(My boys on a similar trip a few years later.)
Many summers ago, my father, my two sons, who were about fifteen, and I spent a week canoeing in the backcountry of Ontario's Algonquin Park. One acquires a layer of uncomfortable grunge on such expeditions, and so I planned to clean off in the water about midway through the trip.
(A portion of Algonquin. I think that on this trip about which I am writing we were up in the square jutting north off the map.)
We camped on a small peninsula jutting into one of the hundreds of lakes marking Algonquin and, as the sun began to set, I eased a canoe into the water and paddled to a nearby stretch of rock for some privacy. I lathered myself up as completely as I could while remaining dry, and then slipped into the frigid water. My goal was to rinse hair and body as thoroughly and speedily as possible so that I could clamber back onto the rock and dry off before I was frozen into a pillar of ice, never to look back.
Afterward, there would have been fleece clothing and a campfire, packs hoisted into the trees to discourage bears, and a night curled up in a tent. A routine evening, its memory merged with others. But I do recall clearly the beauty of that cold bath in a remote lake as the sky lit up with streaks of evening sunlight.
That interlude was what I thought about this morning as I engaged in the arduous task of wheeling my scooter to the kitchen sink, washing my hair, wheeling to the tiny half bath to sponge bathe the rest of me, and wheeling to the living room to dress.

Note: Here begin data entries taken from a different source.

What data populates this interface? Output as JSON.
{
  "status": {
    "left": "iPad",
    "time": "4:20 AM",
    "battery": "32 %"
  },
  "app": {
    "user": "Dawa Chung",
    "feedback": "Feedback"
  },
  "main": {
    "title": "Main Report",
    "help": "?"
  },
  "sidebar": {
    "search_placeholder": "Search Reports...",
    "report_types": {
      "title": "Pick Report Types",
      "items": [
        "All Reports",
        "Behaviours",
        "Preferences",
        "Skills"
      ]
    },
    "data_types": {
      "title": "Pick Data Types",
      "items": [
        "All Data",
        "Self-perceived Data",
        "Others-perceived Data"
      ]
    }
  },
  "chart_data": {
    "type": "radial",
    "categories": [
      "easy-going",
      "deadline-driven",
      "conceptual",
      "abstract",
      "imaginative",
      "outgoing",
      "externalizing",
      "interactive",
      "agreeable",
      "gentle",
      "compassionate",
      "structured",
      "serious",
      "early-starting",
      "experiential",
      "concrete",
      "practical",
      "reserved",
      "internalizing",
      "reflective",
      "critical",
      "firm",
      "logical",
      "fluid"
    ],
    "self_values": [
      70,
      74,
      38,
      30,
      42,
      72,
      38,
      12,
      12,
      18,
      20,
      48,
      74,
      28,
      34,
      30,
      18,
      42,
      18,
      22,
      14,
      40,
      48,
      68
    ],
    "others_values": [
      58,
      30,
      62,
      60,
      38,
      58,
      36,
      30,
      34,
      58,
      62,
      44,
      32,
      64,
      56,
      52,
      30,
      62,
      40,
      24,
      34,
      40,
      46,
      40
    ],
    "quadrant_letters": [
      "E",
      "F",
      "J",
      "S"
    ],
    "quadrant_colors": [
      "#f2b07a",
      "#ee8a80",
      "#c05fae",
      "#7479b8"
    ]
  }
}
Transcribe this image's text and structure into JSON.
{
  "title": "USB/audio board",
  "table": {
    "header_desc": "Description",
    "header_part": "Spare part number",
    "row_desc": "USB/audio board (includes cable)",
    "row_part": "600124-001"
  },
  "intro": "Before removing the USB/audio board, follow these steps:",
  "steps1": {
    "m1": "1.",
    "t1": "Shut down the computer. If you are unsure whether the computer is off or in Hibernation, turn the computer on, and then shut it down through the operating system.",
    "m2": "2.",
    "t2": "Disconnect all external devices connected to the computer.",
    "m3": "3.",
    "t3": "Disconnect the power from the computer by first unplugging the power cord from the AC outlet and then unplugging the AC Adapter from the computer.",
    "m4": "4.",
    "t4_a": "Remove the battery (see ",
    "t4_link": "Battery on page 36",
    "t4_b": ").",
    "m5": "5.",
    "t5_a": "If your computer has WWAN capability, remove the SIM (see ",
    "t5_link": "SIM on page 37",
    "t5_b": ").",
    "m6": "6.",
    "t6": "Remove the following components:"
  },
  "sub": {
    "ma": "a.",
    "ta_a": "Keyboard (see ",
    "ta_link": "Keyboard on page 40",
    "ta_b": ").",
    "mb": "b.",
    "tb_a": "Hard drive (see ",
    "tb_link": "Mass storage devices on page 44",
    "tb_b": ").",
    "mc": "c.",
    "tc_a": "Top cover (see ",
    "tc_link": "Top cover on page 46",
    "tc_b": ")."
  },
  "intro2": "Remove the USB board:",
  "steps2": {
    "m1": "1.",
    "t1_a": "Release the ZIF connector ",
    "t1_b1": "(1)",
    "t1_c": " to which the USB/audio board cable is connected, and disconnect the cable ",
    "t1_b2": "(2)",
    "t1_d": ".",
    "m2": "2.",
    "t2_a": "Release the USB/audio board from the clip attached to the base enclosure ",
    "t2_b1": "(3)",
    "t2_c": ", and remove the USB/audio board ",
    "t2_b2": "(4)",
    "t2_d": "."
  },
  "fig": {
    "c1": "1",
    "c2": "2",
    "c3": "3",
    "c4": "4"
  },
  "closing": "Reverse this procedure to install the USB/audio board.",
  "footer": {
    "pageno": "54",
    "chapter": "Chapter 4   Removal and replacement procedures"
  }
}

I have nothing to complain about on this icy day of yet more snowfall; I am warm and safe inside. But I decided that I much preferred to daydream about Algonquin while I bathed than to focus on the effort it takes to accomplish the same thing this month!